Do not let them guilt you into excessive tests or treatment. What you are describing sounds like severe pancreatis. It can happen suddenly and is life threatening. It can happen easily in older pets given foods to fatty or rich including well means humans who think they are doing right by feeding them our real food. Schnauzers are extremely sensitive. We almost killed one ourselves.
 

NextJen

Raisin cane
PREMO Member
I'm sorry Apollo isn't feeling well. Sounds like you are already taking the right course of action. Hopefully the meds work and this works itself out. But if not, you already know what you have to do.
Wishing Apollo and you the best! :huggy:
 

PrchJrkr
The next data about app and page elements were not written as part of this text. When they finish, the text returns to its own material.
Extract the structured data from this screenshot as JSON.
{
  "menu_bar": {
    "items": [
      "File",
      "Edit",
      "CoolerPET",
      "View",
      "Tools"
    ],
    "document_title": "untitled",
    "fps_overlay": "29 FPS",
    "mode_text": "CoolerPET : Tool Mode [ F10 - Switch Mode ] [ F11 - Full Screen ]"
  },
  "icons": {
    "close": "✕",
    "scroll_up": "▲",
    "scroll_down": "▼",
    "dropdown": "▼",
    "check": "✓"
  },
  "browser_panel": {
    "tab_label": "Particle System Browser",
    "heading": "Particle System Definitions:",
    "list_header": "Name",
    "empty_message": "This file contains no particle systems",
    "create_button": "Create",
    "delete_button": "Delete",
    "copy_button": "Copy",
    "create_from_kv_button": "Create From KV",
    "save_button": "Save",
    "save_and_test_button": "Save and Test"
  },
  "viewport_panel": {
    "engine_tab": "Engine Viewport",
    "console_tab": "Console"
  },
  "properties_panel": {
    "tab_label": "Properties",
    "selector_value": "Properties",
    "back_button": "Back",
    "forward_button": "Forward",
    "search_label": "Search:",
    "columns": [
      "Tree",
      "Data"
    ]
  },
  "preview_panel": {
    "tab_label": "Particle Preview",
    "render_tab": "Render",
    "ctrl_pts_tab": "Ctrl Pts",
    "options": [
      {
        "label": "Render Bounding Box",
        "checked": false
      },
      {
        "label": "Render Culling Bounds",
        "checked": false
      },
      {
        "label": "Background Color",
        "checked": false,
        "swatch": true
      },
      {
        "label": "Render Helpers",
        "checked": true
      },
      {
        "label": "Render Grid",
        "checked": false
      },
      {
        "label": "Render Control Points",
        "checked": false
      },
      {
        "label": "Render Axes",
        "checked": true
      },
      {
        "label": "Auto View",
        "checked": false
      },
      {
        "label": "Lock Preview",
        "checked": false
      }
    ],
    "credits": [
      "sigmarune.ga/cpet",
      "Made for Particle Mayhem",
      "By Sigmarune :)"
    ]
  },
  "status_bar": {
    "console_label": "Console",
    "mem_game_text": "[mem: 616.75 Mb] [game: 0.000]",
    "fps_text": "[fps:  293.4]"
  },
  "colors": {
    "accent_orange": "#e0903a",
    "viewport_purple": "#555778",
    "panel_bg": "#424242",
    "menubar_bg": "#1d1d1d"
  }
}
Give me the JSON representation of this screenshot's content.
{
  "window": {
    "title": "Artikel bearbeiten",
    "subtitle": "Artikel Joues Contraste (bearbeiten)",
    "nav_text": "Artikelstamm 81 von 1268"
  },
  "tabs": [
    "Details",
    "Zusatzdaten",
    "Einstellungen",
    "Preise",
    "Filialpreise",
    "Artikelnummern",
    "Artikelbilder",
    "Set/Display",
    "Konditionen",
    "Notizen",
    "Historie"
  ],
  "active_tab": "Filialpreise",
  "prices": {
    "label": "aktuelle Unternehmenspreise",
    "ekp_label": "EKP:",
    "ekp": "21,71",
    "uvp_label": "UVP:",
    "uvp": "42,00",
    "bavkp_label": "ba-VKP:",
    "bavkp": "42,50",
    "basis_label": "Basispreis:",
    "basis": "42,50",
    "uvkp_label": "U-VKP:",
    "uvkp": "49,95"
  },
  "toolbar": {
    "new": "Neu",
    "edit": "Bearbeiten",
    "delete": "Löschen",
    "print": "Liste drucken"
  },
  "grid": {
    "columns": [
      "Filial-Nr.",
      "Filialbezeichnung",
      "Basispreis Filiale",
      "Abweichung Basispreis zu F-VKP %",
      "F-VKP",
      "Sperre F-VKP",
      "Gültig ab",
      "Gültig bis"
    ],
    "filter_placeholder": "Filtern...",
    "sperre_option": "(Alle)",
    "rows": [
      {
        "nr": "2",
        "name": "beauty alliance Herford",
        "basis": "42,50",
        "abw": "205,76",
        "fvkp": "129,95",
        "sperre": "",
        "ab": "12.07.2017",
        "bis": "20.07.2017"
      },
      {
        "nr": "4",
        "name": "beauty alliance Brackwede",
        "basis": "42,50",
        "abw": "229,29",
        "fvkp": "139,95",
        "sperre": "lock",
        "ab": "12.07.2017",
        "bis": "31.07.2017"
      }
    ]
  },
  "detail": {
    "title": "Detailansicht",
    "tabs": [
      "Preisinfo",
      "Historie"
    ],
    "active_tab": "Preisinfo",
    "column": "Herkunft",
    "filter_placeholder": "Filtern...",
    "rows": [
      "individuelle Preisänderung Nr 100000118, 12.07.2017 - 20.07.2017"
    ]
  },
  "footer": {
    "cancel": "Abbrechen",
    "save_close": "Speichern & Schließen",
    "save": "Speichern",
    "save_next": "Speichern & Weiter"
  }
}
Long Haired Country Boy
Ad Free Experience
Patron
I'm sorry Apollo isn't feeling well. Sounds like you are already taking the right course of action. Hopefully the meds work and this works itself out. But if not, you already know what you have to do.
Wishing Apollo and you the best! :huggy:
:yeahthat: :huggy:
 

black dog

Free America
PREMO Member
I agree with this and after sobbing most of yesterday I'm at peace with it if that's the way it goes. But I also don't want to be premature because once he's euthanized all second-guessing is over. He has amoxicillin for 10 days. If he doesn't show improvement in the next couple of days, I'll take him to another vet for a second opinion and make the decision from there.
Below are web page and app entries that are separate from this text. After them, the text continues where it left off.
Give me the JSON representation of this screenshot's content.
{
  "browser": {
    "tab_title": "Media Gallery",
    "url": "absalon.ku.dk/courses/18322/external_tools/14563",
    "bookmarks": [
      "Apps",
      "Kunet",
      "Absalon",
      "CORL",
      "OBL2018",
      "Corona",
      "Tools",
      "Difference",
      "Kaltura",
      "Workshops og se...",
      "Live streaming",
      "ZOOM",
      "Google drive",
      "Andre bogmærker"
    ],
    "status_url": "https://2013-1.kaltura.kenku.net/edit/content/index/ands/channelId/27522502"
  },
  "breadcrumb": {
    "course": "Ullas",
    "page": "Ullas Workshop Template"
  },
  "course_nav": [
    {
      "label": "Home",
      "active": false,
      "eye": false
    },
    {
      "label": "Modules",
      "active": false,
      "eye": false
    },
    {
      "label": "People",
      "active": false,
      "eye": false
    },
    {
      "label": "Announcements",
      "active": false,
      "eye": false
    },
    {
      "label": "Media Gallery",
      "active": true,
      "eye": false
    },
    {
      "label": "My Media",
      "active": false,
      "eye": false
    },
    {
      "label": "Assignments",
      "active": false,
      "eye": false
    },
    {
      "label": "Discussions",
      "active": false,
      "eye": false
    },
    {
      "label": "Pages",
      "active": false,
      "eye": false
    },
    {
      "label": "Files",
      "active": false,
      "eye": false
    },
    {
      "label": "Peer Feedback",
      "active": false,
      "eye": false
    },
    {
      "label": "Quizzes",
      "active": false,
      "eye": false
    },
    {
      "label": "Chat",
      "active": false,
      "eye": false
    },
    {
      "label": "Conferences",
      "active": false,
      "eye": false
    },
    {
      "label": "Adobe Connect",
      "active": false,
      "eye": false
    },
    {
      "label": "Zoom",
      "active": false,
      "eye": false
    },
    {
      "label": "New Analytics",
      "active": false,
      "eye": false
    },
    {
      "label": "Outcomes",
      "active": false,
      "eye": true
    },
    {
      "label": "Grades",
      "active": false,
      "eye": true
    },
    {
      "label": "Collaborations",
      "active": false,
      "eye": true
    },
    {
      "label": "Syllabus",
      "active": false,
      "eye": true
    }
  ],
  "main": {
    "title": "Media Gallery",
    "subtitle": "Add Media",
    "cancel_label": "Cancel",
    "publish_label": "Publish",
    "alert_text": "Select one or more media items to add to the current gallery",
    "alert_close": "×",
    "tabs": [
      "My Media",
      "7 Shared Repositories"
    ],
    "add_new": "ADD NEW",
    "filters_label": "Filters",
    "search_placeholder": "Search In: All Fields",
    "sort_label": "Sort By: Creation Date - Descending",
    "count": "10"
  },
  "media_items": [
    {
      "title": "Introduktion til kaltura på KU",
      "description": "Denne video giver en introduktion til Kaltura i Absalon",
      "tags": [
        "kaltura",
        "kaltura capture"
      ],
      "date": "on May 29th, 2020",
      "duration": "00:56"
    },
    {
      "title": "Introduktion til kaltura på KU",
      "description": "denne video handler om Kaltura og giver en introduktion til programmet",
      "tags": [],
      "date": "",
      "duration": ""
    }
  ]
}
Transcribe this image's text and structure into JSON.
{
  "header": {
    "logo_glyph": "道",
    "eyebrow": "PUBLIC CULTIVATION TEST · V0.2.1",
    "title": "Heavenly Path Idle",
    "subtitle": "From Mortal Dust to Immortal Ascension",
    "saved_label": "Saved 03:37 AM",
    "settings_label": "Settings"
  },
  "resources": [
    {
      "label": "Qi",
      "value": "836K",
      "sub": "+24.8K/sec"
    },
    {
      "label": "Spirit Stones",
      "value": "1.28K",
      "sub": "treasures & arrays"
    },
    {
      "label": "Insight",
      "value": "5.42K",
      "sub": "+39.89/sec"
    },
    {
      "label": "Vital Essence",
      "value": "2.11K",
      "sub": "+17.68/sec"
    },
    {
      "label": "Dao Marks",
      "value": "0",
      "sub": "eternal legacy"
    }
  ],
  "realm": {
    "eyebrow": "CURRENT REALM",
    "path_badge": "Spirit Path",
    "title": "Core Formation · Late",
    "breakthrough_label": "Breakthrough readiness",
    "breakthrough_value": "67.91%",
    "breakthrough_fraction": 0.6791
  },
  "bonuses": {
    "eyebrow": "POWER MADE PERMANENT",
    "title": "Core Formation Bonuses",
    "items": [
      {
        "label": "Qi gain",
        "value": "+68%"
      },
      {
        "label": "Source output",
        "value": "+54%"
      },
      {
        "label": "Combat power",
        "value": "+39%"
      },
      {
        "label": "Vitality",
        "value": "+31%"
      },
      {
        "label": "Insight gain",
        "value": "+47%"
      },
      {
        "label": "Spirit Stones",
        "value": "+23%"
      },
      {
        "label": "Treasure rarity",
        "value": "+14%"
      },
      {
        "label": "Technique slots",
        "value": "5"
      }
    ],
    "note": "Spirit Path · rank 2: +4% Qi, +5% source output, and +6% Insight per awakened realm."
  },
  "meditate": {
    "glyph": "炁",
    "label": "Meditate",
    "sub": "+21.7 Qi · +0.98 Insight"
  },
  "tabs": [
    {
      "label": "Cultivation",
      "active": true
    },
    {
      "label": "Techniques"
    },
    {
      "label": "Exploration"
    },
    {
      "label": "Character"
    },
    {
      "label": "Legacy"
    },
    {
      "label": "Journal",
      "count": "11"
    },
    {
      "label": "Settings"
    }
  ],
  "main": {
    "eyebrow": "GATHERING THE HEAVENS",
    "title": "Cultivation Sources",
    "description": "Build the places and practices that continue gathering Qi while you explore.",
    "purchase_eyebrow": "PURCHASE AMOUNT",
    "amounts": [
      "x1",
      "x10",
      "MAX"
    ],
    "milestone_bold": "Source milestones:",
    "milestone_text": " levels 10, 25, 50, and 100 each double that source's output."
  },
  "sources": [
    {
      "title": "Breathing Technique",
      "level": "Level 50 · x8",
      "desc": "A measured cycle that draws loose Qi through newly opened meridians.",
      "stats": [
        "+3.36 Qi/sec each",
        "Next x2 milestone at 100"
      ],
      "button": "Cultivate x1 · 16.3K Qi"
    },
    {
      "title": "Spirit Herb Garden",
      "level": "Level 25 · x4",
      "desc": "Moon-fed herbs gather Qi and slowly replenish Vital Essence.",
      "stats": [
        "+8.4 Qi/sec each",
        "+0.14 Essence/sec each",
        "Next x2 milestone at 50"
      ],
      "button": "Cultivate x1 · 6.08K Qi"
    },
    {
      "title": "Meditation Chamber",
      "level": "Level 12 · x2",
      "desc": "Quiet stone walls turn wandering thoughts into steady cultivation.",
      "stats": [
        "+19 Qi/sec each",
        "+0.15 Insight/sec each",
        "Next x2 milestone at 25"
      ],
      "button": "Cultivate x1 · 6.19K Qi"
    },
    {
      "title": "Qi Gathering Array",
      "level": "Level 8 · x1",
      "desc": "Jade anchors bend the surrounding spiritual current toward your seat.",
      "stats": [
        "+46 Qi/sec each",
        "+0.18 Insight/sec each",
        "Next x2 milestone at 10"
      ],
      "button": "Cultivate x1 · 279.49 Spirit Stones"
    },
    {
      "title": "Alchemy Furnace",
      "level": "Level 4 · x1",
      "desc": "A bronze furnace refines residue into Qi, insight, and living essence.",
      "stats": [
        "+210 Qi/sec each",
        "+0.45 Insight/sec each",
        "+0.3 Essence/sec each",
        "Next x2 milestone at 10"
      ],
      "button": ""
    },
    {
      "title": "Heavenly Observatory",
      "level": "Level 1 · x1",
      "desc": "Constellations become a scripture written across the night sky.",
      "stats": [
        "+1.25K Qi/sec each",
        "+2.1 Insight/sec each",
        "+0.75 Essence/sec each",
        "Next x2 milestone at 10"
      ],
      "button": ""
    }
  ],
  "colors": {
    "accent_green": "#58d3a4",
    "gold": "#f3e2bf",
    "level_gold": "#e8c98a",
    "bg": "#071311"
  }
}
Ok.. I believe I would weight him on a good digital scale to keep aneye on if hes loosing weight or not.
I also would keep an eye on his inputs and outputs, is he pooping and is his pee light or dark.
Good luck this part of The Journey is the toughest... And certainly dont question your decision.
You know what his quality of life is..
 

BadGirl

I am so very blessed
First off....I am so sorry for you, Monello, and your little jumping buddy, Apollo. Truly. :huggy:
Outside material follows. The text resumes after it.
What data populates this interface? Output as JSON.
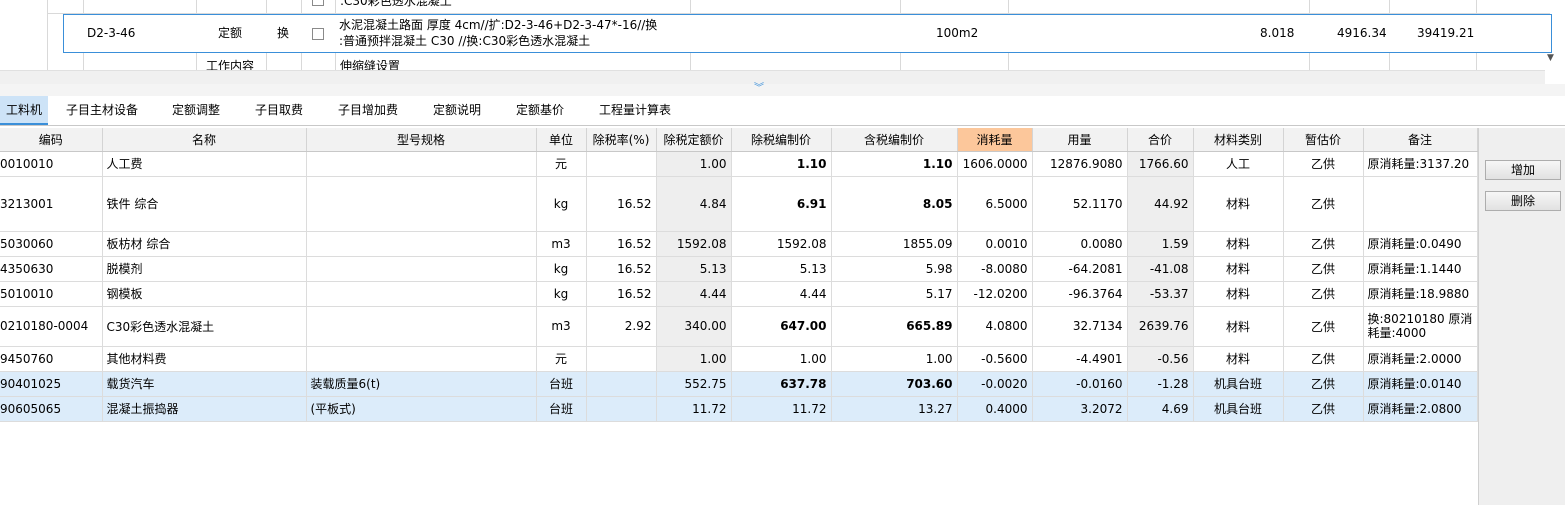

We had a similar circumstance recently with our 12 year old doggo. She had all the attributes of a happy, healthy, and active dog....aside from the fact that she pee'd all of the time. Thankfully it was always outside. BUT, she would hold her position for peeing, but yet little to no pee would come out most of the time. She would assume the pee position for 5 minutes or so, and you could sense her anxiety about "needing" to pee, but not being able to. Come to find out, she had a cancerous tumor on her bladder. It put pressure on her bladder, leading her to think that he bladder was full - when it really wasn't. She would just stand there trying to evacuate her bladder when it was already empty. The local vet here didn't do much to investigate her condition, but we finally got the bladder cancer diagnosis when we hit up an emergency vet in Ocean City. It was there that they did a sonogram and found a sizeable tumor. We brought her home, and within a few days we scheduled her to be put down. It was a grueling decision, because, like I said, she was otherwise healthy and happy, and she continued to snuggle and give kisses, etc. But her discomfort was painful to her and to us. The morning of her euthanasia, she jumped into the back of the car with a wagging tail and a big old smile. I felt terrible. While I am confident it was the right decision, I am still plagued with guilt over not doing enough, not investing enough $$ into her care. but her age and condition made surgery unrealistic and offered little satisfaction of success.

Best of luck to you, Monello and Apollo.
 
Top